◆ EXTRACTED INFORMATION ◆
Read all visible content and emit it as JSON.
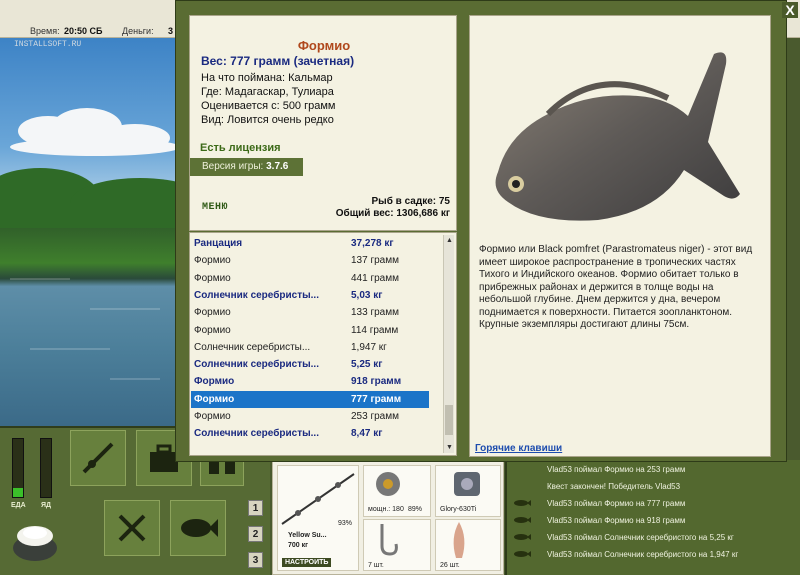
{
  "topbar": {
    "time_label": "Время:",
    "time_value": "20:50 СБ",
    "money_label": "Деньги:",
    "money_value": "3"
  },
  "watermark": "INSTALLSOFT.RU",
  "dialog": {
    "close_label": "X",
    "fish_name": "Формио",
    "weight_line": "Вес: 777 грамм (зачетная)",
    "info": [
      "На что поймана: Кальмар",
      "Где: Мадагаскар, Тулиара",
      "Оценивается с: 500 грамм",
      "Вид: Ловится очень редко"
    ],
    "license": "Есть лицензия",
    "version_label": "Версия игры: ",
    "version_value": "3.7.6",
    "menu_label": "МЕНЮ",
    "keepnet_count": "Рыб в садке: 75",
    "keepnet_weight": "Общий вес: 1306,686 кг",
    "description": "Формио или Black pomfret (Parastromateus niger) - этот вид имеет широкое распространение в тропических частях Тихого и Индийского океанов. Формио обитает только в прибрежных районах и держится в толще воды на небольшой глубине. Днем держится у дна, вечером поднимается к поверхности. Питается зоопланктоном. Крупные экземпляры достигают длины 75см.",
    "hotkeys": "Горячие клавиши"
  },
  "fishlist": [
    {
      "name": "Ранцация",
      "weight": "37,278 кг",
      "style": "bold"
    },
    {
      "name": "Формио",
      "weight": "137 грамм",
      "style": "normal"
    },
    {
      "name": "Формио",
      "weight": "441 грамм",
      "style": "normal"
    },
    {
      "name": "Солнечник серебристы...",
      "weight": "5,03 кг",
      "style": "bold"
    },
    {
      "name": "Формио",
      "weight": "133 грамм",
      "style": "normal"
    },
    {
      "name": "Формио",
      "weight": "114 грамм",
      "style": "normal"
    },
    {
      "name": "Солнечник серебристы...",
      "weight": "1,947 кг",
      "style": "normal"
    },
    {
      "name": "Солнечник серебристы...",
      "weight": "5,25 кг",
      "style": "bold"
    },
    {
      "name": "Формио",
      "weight": "918 грамм",
      "style": "bold"
    },
    {
      "name": "Формио",
      "weight": "777 грамм",
      "style": "selected"
    },
    {
      "name": "Формио",
      "weight": "253 грамм",
      "style": "normal"
    },
    {
      "name": "Солнечник серебристы...",
      "weight": "8,47 кг",
      "style": "bold"
    }
  ],
  "bottomleft": {
    "food_label": "ЕДА",
    "poison_label": "ЯД",
    "food_level": 0.15,
    "poison_level": 0.0,
    "pages": [
      "1",
      "2",
      "3"
    ]
  },
  "tackle": {
    "rod_name": "Yellow Su...",
    "rod_weight": "700 кг",
    "rod_pct": "93%",
    "setup_button": "НАСТРОИТЬ",
    "reel_label": "мощн.: 180",
    "reel_pct": "89%",
    "line_label": "Glory-630Ti",
    "hooks_count": "7 шт.",
    "bait_count": "26 шт."
  },
  "chat": [
    {
      "text": "Vlad53 поймал Формио на 253 грамм",
      "icon": false
    },
    {
      "text": "Квест закончен! Победитель Vlad53",
      "icon": false
    },
    {
      "text": "Vlad53 поймал Формио на 777 грамм",
      "icon": true
    },
    {
      "text": "Vlad53 поймал Формио на 918 грамм",
      "icon": true
    },
    {
      "text": "Vlad53 поймал Солнечник серебристого на 5,25 кг",
      "icon": true
    },
    {
      "text": "Vlad53 поймал Солнечник серебристого на 1,947 кг",
      "icon": true
    }
  ],
  "colors": {
    "accent_selected": "#1b74c8",
    "fish_name": "#b0481c",
    "bold_row": "#1a2a80",
    "panel_green": "#5a6c33"
  }
}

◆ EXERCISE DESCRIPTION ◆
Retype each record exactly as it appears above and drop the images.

◆ TASK RESPONSE ◆
Read all visible content and emit it as JSON.
{
  "topbar": {
    "time_label": "Время:",
    "time_value": "20:50 СБ",
    "money_label": "Деньги:",
    "money_value": "3"
  },
  "watermark": "INSTALLSOFT.RU",
  "dialog": {
    "close_label": "X",
    "fish_name": "Формио",
    "weight_line": "Вес: 777 грамм (зачетная)",
    "info": [
      "На что поймана: Кальмар",
      "Где: Мадагаскар, Тулиара",
      "Оценивается с: 500 грамм",
      "Вид: Ловится очень редко"
    ],
    "license": "Есть лицензия",
    "version_label": "Версия игры: ",
    "version_value": "3.7.6",
    "menu_label": "МЕНЮ",
    "keepnet_count": "Рыб в садке: 75",
    "keepnet_weight": "Общий вес: 1306,686 кг",
    "description": "Формио или Black pomfret (Parastromateus niger) - этот вид имеет широкое распространение в тропических частях Тихого и Индийского океанов. Формио обитает только в прибрежных районах и держится в толще воды на небольшой глубине. Днем держится у дна, вечером поднимается к поверхности. Питается зоопланктоном. Крупные экземпляры достигают длины 75см.",
    "hotkeys": "Горячие клавиши"
  },
  "fishlist": [
    {
      "name": "Ранцация",
      "weight": "37,278 кг",
      "style": "bold"
    },
    {
      "name": "Формио",
      "weight": "137 грамм",
      "style": "normal"
    },
    {
      "name": "Формио",
      "weight": "441 грамм",
      "style": "normal"
    },
    {
      "name": "Солнечник серебристы...",
      "weight": "5,03 кг",
      "style": "bold"
    },
    {
      "name": "Формио",
      "weight": "133 грамм",
      "style": "normal"
    },
    {
      "name": "Формио",
      "weight": "114 грамм",
      "style": "normal"
    },
    {
      "name": "Солнечник серебристы...",
      "weight": "1,947 кг",
      "style": "normal"
    },
    {
      "name": "Солнечник серебристы...",
      "weight": "5,25 кг",
      "style": "bold"
    },
    {
      "name": "Формио",
      "weight": "918 грамм",
      "style": "bold"
    },
    {
      "name": "Формио",
      "weight": "777 грамм",
      "style": "selected"
    },
    {
      "name": "Формио",
      "weight": "253 грамм",
      "style": "normal"
    },
    {
      "name": "Солнечник серебристы...",
      "weight": "8,47 кг",
      "style": "bold"
    }
  ],
  "bottomleft": {
    "food_label": "ЕДА",
    "poison_label": "ЯД",
    "food_level": 0.15,
    "poison_level": 0.0,
    "pages": [
      "1",
      "2",
      "3"
    ]
  },
  "tackle": {
    "rod_name": "Yellow Su...",
    "rod_weight": "700 кг",
    "rod_pct": "93%",
    "setup_button": "НАСТРОИТЬ",
    "reel_label": "мощн.: 180",
    "reel_pct": "89%",
    "line_label": "Glory-630Ti",
    "hooks_count": "7 шт.",
    "bait_count": "26 шт."
  },
  "chat": [
    {
      "text": "Vlad53 поймал Формио на 253 грамм",
      "icon": false
    },
    {
      "text": "Квест закончен! Победитель Vlad53",
      "icon": false
    },
    {
      "text": "Vlad53 поймал Формио на 777 грамм",
      "icon": true
    },
    {
      "text": "Vlad53 поймал Формио на 918 грамм",
      "icon": true
    },
    {
      "text": "Vlad53 поймал Солнечник серебристого на 5,25 кг",
      "icon": true
    },
    {
      "text": "Vlad53 поймал Солнечник серебристого на 1,947 кг",
      "icon": true
    }
  ],
  "colors": {
    "accent_selected": "#1b74c8",
    "fish_name": "#b0481c",
    "bold_row": "#1a2a80",
    "panel_green": "#5a6c33"
  }
}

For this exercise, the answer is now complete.